The company said it told NHTSA at a July 11 meeting that it will provide any information the agency needs to independently confirm the safety and reliability of the tires. After that review, if a recall is appropriate, the company said it "will take all necessary action to ensure a recall is completed successfully and expeditiously."
The tire maker´s action and statement comes a few days before New Jersey importer Foreign Tire Sales Inc. begins a recall campaign. On July 16, the firm will begin running ads in "USA Today" and send out press releases and videos to all national markets, as well as letters to individual consumers, notifying the public of the recall.
The Union, N.J.-based importer reported to NHTSA in June potential defects in the light truck tires. The company said the tires were made without gum strips or with insufficient gum strips between the belts to prevent belt separation.
In a Chinese-language letter on its Web site, Hangzhou Zhongce said it is in a "business dispute" with FTS, and after the importer sued the Chinese company, it contacted NHTSA about alleged quality defects in the tires.
"So we believe this is merely a commercial overhype initiated by FTS for the lawsuit purpose. Meanwhile, we will keep the right to claim compensation for the loss that FTS has brought to us," the company said.
Hangzhou Zhongce said it did not find the defect claimed by FTS. "We are certain about the reliability and quality of our products," the firm said.
A lawsuit is pending in Philadelphia circuit court against Hangzhou, FTS, General Motors Corp. and other plaintiffs regarding an August 2006 rollover crash allegedly caused by a Hangzhou tire that suffered belt and tread separation. Two men died in the accident, and a third suffered permanent brain damage.
FTS subsequently sued Hangzhou in New Jersey federal district court for unspecified damages and a court injunction against importation of Hangzhou tires.
The latest court case was filed June 27, also in the New Jersey court. Jeffrey Killino, the lead plaintiffs´ attorney in the Philadelphia accident case, seeks certification of a class action against Hangzhou, FTS and other importers.

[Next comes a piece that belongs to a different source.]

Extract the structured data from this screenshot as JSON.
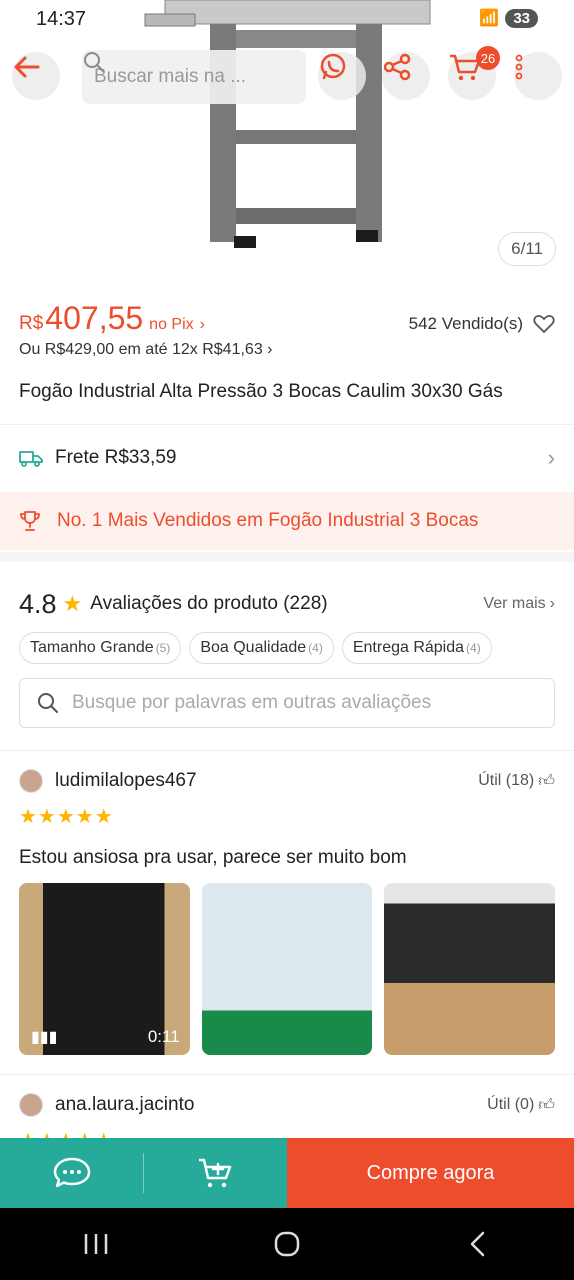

Among other things, the plaintiffs in the pending class seek compensatory and punitive damages, attorneys´ fees and court costs, and a court order for the immediate removal of potentially harmful tires from the U.S. market.
The issue also has sparked political action in the U.S. Congress.
The Senate Commerce Committee plans a July 18 hearing on federal oversight for imports of Chinese tires and other products. NHTSA Administrator Nicole Nason is among those scheduled to testify.
The House Energy and Commerce Committee probably will follow suit in September, according to Sean Kane, president of Safety Research & Strategies Inc., a Rehoboth, Mass.-based vehicle safety consulting group with close ties to plaintiffs´ attorneys.
Kane said he expects the issue of liability insurance coverage for product importers to be prominent at the July 18 hearing. "There´s going to be a big push in Congress toward closing the loophole on importers bringing products to this country without adequate bonding or insurance," he predicted.